Exercise directions
Lines in the records below that contain the word "settings" must each be copied.

(Dataset rows describing interfaces)

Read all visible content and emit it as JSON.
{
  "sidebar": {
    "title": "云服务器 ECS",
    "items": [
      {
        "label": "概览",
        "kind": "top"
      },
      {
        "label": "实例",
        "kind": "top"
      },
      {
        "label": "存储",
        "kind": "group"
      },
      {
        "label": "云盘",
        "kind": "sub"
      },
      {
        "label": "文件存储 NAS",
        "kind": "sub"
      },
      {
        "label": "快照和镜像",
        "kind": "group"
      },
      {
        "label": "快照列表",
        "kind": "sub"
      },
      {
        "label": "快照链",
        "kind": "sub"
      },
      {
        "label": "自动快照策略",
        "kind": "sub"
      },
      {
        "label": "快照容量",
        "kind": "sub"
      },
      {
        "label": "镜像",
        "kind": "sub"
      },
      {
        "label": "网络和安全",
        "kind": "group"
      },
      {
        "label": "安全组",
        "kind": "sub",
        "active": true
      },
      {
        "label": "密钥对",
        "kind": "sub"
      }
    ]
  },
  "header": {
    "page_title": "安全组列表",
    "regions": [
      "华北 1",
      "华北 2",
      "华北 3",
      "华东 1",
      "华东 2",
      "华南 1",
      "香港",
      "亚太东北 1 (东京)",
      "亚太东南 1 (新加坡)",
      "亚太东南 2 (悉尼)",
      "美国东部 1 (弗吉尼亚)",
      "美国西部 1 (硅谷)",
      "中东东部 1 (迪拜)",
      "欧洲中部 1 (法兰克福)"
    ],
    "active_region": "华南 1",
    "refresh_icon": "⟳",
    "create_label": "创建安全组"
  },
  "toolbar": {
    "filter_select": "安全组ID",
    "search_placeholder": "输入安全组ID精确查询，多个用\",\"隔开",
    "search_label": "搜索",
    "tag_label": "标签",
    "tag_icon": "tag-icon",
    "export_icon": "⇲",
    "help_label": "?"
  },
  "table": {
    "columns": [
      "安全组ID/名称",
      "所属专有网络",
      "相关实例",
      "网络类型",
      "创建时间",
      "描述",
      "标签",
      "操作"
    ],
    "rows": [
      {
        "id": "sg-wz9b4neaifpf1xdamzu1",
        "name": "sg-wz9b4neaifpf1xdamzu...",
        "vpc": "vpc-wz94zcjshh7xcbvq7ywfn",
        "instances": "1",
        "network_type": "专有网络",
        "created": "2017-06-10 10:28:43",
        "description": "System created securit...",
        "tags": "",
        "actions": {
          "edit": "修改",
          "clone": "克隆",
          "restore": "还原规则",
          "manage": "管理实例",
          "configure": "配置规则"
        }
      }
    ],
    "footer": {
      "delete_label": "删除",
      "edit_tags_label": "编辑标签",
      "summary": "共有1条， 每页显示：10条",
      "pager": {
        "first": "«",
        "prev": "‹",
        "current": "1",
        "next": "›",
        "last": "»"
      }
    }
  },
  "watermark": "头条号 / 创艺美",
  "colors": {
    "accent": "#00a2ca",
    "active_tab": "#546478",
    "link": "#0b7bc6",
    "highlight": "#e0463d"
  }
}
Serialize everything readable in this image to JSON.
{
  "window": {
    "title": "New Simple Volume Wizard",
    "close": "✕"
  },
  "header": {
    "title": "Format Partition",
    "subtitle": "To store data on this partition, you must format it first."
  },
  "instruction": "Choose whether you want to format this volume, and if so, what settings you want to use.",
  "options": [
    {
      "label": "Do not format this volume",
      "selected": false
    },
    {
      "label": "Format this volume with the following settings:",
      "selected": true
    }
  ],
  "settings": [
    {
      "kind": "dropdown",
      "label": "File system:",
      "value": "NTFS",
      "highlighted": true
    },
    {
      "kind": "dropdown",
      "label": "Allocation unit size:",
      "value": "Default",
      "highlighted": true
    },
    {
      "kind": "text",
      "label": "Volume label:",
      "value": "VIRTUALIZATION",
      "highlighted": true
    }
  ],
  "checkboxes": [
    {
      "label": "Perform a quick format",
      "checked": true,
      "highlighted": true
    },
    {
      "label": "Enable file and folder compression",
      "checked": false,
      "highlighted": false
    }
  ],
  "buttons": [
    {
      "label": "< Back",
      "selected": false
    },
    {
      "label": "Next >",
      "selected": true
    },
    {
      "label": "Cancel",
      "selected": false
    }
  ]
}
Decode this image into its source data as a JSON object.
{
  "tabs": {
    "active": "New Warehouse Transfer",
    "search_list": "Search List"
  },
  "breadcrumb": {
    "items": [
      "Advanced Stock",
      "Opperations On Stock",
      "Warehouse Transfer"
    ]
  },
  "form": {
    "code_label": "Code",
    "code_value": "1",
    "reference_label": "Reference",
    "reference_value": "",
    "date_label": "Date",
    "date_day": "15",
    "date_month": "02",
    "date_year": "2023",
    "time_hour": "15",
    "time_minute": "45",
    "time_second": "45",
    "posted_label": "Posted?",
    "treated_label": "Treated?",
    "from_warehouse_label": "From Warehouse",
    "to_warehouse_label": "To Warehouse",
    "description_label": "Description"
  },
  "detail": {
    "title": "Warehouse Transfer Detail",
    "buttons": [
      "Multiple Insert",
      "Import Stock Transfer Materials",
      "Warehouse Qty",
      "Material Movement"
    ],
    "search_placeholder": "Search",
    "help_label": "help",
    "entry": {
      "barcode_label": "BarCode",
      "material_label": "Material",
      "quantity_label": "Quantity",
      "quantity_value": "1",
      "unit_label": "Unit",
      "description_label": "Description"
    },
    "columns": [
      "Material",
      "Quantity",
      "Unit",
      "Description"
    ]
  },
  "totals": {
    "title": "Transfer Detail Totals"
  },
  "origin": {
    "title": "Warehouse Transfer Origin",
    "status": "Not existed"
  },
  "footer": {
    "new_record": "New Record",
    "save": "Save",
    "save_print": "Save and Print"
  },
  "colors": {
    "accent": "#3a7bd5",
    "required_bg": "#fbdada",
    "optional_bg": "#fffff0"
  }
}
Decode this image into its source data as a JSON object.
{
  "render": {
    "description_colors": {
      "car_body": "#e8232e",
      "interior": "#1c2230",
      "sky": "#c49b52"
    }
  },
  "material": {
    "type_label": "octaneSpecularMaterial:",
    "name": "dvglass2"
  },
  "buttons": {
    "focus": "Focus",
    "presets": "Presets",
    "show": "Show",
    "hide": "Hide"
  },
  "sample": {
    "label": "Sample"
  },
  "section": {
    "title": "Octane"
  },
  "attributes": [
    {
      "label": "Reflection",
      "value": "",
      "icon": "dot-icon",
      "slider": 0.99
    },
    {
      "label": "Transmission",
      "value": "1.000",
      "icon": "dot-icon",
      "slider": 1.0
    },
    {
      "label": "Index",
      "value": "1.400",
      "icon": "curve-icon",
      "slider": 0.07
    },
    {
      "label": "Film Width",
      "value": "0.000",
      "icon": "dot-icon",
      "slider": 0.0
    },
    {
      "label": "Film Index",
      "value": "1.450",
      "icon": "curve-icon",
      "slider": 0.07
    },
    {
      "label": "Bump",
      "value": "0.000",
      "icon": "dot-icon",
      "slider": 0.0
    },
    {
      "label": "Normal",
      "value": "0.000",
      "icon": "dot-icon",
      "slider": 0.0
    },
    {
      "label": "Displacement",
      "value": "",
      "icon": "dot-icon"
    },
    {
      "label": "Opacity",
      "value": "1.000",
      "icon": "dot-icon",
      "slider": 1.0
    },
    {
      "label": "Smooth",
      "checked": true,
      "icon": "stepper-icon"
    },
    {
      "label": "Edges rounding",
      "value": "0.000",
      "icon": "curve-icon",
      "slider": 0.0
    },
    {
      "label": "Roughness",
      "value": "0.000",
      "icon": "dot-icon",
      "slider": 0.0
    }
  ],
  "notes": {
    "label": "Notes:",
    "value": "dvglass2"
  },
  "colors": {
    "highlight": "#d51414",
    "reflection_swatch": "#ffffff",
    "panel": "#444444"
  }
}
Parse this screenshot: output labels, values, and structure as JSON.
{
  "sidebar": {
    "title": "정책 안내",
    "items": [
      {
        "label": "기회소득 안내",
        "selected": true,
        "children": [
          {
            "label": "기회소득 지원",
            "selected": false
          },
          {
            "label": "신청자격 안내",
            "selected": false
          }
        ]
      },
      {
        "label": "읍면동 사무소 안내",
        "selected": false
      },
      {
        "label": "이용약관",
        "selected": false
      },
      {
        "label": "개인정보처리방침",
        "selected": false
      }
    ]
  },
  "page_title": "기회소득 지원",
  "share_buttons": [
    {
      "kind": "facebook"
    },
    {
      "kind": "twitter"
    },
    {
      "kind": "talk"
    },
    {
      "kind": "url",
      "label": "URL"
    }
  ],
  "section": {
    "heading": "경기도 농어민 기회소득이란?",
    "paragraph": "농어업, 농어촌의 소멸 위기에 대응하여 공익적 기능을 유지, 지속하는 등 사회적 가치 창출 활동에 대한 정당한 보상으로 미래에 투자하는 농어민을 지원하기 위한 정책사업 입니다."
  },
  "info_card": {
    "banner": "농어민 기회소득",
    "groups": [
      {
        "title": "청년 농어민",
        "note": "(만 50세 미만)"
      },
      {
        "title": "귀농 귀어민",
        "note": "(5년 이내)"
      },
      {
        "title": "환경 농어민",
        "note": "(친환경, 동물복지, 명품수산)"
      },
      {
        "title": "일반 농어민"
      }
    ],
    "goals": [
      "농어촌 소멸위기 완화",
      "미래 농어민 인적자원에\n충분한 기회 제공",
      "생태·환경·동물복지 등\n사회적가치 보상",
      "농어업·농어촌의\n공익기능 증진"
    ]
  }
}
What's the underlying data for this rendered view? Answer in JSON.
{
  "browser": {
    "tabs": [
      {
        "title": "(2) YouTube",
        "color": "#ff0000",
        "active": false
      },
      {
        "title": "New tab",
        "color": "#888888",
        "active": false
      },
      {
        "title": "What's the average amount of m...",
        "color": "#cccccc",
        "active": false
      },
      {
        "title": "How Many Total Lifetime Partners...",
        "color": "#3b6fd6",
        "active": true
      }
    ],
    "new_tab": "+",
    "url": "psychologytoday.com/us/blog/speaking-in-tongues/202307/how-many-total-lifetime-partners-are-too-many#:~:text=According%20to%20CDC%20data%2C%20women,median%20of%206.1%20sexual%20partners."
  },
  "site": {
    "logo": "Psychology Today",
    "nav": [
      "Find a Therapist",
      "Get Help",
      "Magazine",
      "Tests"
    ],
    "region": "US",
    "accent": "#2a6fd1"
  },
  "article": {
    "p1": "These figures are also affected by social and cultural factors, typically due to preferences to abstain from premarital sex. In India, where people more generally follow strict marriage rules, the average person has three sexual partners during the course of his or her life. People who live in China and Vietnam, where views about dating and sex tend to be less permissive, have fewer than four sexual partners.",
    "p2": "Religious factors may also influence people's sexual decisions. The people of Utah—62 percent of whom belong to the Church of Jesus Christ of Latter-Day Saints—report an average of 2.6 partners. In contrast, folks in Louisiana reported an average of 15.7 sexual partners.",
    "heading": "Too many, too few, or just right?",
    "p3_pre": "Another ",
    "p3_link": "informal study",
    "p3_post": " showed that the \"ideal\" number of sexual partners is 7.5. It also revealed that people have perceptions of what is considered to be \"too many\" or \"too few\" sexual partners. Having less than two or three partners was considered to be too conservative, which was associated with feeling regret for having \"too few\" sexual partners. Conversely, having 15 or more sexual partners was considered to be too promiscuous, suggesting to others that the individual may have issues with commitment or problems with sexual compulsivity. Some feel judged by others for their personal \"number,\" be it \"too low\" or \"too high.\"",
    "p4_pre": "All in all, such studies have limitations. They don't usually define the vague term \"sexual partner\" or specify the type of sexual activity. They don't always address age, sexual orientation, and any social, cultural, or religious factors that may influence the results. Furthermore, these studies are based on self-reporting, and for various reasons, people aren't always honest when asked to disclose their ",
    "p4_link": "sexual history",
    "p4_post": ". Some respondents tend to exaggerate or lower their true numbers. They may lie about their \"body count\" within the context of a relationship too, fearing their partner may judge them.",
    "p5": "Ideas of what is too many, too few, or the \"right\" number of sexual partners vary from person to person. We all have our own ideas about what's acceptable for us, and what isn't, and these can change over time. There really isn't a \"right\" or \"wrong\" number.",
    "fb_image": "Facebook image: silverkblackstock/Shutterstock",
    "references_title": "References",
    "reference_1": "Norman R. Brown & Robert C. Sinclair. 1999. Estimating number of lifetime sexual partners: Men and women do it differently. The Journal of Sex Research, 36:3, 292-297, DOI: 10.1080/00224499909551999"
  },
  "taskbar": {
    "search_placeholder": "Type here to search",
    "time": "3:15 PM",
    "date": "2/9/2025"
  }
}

Answer to this task
  "instruction": "Choose whether you want to format this volume, and if so, what settings you want to use.",
      "label": "Format this volume with the following settings:",
  "settings": [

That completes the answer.